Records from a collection
—————

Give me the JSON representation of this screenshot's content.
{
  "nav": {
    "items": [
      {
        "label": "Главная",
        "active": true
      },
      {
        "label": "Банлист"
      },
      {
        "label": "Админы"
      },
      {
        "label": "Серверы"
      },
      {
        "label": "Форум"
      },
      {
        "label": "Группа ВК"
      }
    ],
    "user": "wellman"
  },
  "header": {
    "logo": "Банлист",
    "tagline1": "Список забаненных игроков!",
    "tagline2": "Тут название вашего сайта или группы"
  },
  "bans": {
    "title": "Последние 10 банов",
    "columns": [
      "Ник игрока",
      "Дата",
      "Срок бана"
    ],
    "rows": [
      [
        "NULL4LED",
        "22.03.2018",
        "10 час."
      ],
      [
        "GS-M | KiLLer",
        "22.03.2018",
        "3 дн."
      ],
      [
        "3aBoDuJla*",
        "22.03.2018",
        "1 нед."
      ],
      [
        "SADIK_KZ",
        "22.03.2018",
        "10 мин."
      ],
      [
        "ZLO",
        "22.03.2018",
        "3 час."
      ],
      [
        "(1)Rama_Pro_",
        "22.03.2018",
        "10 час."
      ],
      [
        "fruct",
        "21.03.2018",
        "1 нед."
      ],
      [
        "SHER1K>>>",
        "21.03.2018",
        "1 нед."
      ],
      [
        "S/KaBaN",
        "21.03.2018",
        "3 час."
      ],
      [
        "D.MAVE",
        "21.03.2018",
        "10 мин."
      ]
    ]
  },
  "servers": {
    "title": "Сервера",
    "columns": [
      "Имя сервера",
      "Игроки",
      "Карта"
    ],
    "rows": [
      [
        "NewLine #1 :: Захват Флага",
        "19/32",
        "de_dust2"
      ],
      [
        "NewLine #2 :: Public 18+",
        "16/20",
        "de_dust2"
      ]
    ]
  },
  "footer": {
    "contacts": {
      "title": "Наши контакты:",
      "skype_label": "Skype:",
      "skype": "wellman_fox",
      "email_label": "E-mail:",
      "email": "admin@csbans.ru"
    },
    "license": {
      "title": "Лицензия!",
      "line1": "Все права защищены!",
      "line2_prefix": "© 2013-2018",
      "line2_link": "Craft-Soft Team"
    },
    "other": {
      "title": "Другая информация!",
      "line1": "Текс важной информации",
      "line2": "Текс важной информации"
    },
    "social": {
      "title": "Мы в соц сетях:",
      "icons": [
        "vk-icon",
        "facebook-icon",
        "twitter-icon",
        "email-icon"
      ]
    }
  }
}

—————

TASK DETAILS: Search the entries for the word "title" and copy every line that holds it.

TASK ANSWER:
    "title": "Последние 10 банов",
    "title": "Сервера",
      "title": "Наши контакты:",
      "title": "Лицензия!",
      "title": "Другая информация!",
      "title": "Мы в соц сетях:",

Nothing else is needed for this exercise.